Nope, I'm not like ShadowBrian at all. I'm actually very positive about Nintendo right now, especially after their last press conference. It's Rare that I don't like, and they no longer have much to do with the big N.

Still, the very idea of "cautious pessimism" just makes me... want to squeeze some sort of doughy substance and throw it at a wall. You trap yourself in a hole where you're looking for negatives and only see negatives and, just, agh. Why would you do that to yourself?
All your dreeeeeeams begiiin to shatterrrrrr~
It's YOUR problem!

« Reply #37 on: November 17, 2008, 07:09:48 PM »
Still, the very idea of "cautious pessimism" just makes me... want to squeeze some sort of doughy substance and throw it at a wall. You trap yourself in a hole where you're looking for negatives and only see negatives and, just, agh. Why would you do that to yourself?
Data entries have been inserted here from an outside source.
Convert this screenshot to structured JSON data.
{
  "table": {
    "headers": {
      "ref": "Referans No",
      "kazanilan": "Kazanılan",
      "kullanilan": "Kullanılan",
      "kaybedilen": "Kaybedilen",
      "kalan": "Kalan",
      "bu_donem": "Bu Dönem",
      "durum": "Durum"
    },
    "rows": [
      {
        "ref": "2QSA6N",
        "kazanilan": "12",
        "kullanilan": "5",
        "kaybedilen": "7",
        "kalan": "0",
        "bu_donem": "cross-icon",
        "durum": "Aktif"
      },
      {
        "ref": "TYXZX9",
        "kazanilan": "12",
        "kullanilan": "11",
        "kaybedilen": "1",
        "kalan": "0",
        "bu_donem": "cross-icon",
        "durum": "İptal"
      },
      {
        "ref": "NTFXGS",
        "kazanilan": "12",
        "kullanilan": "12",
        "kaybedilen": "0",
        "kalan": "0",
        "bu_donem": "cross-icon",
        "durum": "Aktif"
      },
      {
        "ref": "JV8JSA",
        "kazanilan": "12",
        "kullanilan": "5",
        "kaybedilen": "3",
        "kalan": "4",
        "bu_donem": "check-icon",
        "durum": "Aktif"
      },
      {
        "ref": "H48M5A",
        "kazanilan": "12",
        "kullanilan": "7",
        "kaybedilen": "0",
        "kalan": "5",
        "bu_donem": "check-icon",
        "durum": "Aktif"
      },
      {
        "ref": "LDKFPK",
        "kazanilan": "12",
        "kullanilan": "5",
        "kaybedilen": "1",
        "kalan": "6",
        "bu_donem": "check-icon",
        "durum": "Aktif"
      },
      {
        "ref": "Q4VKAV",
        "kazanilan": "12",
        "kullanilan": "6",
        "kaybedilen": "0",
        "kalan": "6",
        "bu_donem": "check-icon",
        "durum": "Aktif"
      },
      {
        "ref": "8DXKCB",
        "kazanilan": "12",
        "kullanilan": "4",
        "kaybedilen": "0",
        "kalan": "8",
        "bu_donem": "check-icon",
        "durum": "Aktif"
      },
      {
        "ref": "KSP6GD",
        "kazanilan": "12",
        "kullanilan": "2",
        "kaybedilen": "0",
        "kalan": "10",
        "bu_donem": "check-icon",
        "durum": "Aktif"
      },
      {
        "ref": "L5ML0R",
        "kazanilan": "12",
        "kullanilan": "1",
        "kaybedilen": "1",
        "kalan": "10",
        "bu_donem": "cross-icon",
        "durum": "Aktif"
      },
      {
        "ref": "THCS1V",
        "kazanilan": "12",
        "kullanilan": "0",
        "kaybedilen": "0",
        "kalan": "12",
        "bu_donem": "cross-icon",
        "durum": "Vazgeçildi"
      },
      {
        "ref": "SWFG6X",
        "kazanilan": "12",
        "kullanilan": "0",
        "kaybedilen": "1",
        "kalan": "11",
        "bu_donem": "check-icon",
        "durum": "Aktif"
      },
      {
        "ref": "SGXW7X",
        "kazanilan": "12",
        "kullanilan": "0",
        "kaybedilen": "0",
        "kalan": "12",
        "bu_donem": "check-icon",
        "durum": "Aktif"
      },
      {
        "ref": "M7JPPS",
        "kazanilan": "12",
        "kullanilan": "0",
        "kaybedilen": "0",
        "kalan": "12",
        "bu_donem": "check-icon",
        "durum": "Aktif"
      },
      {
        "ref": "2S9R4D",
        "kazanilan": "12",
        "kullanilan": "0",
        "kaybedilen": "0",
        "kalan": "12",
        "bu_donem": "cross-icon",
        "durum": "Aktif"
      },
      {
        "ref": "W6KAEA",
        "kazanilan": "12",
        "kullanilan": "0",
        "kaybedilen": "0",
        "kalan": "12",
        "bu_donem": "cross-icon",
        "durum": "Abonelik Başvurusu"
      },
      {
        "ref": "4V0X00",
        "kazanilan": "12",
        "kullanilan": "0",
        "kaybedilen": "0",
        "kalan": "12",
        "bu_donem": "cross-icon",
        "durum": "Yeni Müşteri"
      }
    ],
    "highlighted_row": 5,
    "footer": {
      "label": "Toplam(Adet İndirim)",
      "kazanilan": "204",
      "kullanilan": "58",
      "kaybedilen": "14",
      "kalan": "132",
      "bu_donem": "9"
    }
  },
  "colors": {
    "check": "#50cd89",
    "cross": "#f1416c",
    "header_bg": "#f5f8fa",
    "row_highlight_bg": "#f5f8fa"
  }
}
That's not the way I am at all, Bird Person. In fact, when I first saw the early previews for Nuts and Bolts, I had a lot of hope for the game as well. Now that reviews are pouring in, however, I'm quickly losing faith in this game.

However, Fifth's reply may have given me a bit more hope for Banjo's latest adventure. It's good to see that at least some people are enjoying it, and I'm glad to hear that the challenges are varried and challenging enough.
What is a mystery? Just go inside my head, and you'll find out.

Print